Every line containing the word "platform" is to be copied from the data below.
━━ SOURCE MATERIAL ━━
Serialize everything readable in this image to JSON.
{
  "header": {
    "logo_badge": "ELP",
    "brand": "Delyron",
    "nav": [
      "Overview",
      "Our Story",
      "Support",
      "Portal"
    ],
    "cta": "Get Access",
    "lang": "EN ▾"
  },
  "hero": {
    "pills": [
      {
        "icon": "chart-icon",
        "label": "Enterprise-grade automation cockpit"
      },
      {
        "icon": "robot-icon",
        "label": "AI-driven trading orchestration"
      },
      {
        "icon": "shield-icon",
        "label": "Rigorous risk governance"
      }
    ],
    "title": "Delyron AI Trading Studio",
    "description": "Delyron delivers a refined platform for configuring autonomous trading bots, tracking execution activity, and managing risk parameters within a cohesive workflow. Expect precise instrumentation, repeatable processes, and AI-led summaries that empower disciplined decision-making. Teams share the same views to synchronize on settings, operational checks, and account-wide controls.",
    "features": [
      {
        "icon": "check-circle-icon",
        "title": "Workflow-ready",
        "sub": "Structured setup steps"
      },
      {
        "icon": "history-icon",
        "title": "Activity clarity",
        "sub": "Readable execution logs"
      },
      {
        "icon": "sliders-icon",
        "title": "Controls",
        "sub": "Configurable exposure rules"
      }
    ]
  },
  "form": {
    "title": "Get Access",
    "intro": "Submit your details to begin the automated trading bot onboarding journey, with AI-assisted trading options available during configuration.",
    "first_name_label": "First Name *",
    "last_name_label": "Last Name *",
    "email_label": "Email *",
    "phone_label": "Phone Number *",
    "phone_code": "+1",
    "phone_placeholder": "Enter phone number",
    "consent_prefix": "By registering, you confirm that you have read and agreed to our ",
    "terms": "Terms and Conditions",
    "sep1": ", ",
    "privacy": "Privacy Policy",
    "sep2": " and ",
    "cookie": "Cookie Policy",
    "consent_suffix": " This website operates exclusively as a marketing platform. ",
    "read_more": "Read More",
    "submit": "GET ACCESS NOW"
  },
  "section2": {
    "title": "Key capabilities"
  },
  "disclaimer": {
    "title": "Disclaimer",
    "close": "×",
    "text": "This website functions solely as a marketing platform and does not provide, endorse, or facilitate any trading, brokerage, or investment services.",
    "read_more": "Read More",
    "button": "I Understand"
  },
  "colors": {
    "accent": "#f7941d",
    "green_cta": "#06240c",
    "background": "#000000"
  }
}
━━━
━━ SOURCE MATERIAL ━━
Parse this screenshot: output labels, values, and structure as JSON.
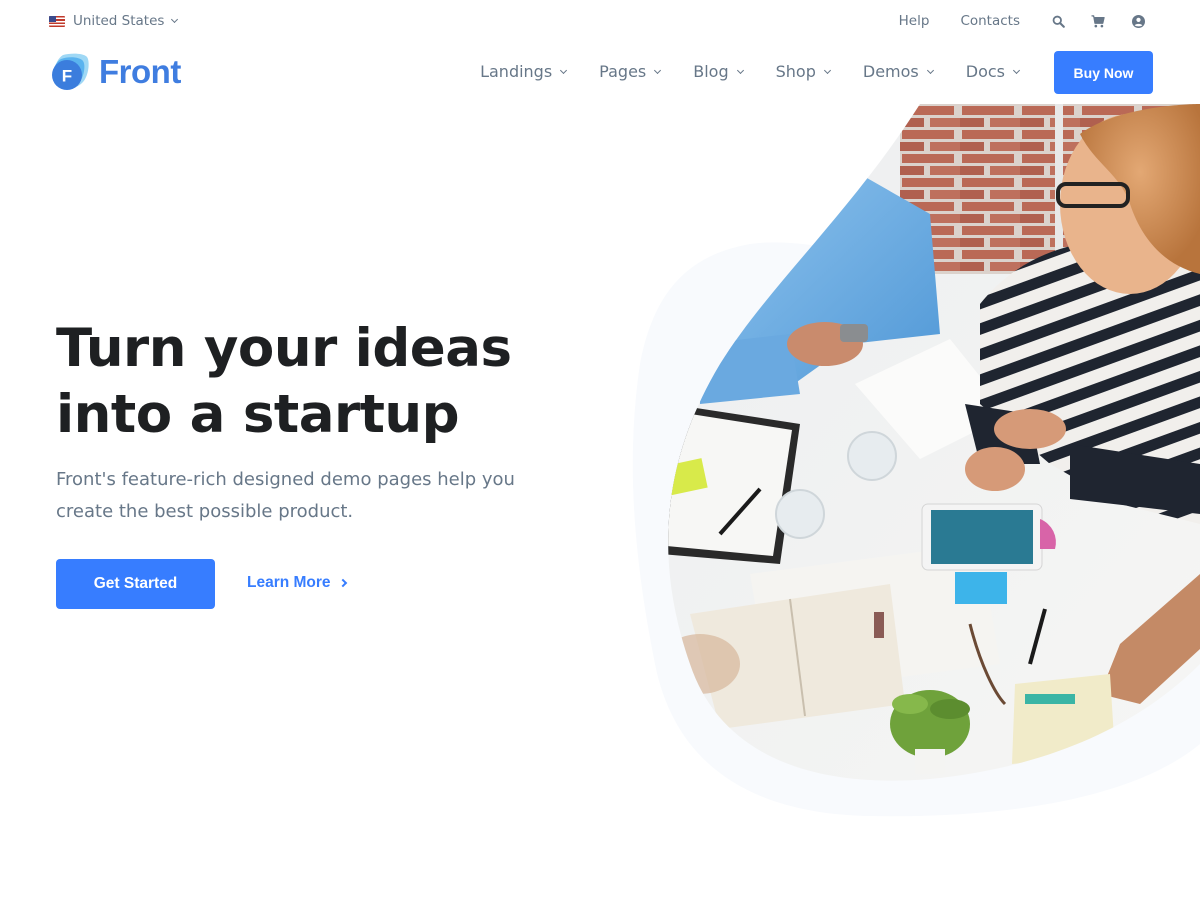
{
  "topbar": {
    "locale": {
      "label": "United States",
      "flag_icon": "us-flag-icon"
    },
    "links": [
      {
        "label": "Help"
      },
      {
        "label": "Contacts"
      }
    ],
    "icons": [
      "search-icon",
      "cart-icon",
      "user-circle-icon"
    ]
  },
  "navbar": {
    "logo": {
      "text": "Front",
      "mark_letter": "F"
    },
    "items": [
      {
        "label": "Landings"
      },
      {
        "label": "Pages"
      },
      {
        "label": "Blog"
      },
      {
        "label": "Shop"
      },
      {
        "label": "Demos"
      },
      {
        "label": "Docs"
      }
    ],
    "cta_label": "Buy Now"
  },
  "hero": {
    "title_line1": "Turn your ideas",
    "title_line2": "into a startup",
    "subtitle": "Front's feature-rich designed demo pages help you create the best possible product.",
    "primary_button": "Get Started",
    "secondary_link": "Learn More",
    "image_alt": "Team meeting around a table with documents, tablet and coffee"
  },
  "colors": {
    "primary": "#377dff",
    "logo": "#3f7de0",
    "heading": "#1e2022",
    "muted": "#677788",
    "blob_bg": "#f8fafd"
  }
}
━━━
ANSWER TO THIS TASK:
    "description": "Delyron delivers a refined platform for configuring autonomous trading bots, tracking execution activity, and managing risk parameters within a cohesive workflow. Expect precise instrumentation, repeatable processes, and AI-led summaries that empower disciplined decision-making. Teams share the same views to synchronize on settings, operational checks, and account-wide controls.",
    "consent_suffix": " This website operates exclusively as a marketing platform. ",
    "text": "This website functions solely as a marketing platform and does not provide, endorse, or facilitate any trading, brokerage, or investment services.",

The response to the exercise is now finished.